New-car prices in Europe are tumbling as automakers are forced to offer big discounts to counter a sales slump caused by economic misery and the end of scrapping incentives.
The price war is affecting automaker profits, pushing their European operations into the red.
Net car prices – which include discounts and incentives – fell 3 percent in the first eight months of the year, compared with an average annual decline of about a 1 percent in recent years, Jean-Marc Gales, director of brands at PSA/Peugeot-Citroen SA, told Automotive News Europe.
Stuart Pearson, an auto analyst at Morgan Stanley in London, said: “We expect net pricing excluding discounting to decrease between 0.5 and 1.0 percent for the year as whole, but with a higher pressure in the second half.”
Automakers complain about aggressive discounting, but none admit to doing it. Instead they blame other car companies.
Ford Motor Co. Chief Financial Officer Lewis Booth said on an Oct. 26 analysts call that in Europe "some of our competitors are doing very unbusinesslike things at the end of each month." As examples he mentioned flooding dealer lots with unwanted new cars that are self-registered and later sold off at used-car prices.
Fiat CEO Sergio Marchionne said some of his company's rival in western Europe "have taken a much more aggressive view of pricing" to offset slow demand for new cars and to keep their factories busy.
“We have resisted taking part in what we consider to be value-destroying initiatives in terms of pricing, which is a lot more frequent in Europe than it is anywhere else,” Marchionne said Oct. 21 on a telephone call with financial analysts.

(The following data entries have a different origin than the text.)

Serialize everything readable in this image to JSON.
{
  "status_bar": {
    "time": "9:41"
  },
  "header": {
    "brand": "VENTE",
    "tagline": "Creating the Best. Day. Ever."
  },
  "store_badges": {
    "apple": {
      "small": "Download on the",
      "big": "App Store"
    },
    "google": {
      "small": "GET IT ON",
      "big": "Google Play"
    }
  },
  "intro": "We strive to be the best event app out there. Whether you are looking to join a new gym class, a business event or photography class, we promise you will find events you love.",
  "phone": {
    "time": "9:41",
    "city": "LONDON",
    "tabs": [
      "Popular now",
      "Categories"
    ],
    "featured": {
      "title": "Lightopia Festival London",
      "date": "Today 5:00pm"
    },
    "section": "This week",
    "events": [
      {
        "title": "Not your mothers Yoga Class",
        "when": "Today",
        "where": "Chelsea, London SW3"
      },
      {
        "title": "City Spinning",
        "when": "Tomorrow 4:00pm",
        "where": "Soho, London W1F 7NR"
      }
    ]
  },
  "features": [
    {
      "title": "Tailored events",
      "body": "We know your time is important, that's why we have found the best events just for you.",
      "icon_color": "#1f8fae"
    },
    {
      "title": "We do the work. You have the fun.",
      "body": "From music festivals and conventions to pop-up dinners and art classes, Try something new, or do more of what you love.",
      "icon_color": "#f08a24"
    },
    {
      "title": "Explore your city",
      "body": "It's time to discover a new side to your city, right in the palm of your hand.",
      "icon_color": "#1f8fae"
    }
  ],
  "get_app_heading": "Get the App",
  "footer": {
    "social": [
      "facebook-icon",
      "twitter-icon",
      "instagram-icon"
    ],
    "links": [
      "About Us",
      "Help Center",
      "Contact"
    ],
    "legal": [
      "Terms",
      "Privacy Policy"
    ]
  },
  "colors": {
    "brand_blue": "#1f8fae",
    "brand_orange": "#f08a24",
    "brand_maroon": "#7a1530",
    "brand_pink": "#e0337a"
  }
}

Renault's sales chief, Jerome Stoll, said his company is ready to cut prices to keep business.
"The European contest is getting more aggressive and we are defending our market shares,” Stoll said Oct. 28 on a call with analysts. "We're following competitors and doing just enough not to lose market share,” he said. “Conquering a new customer costs more than retaining one.”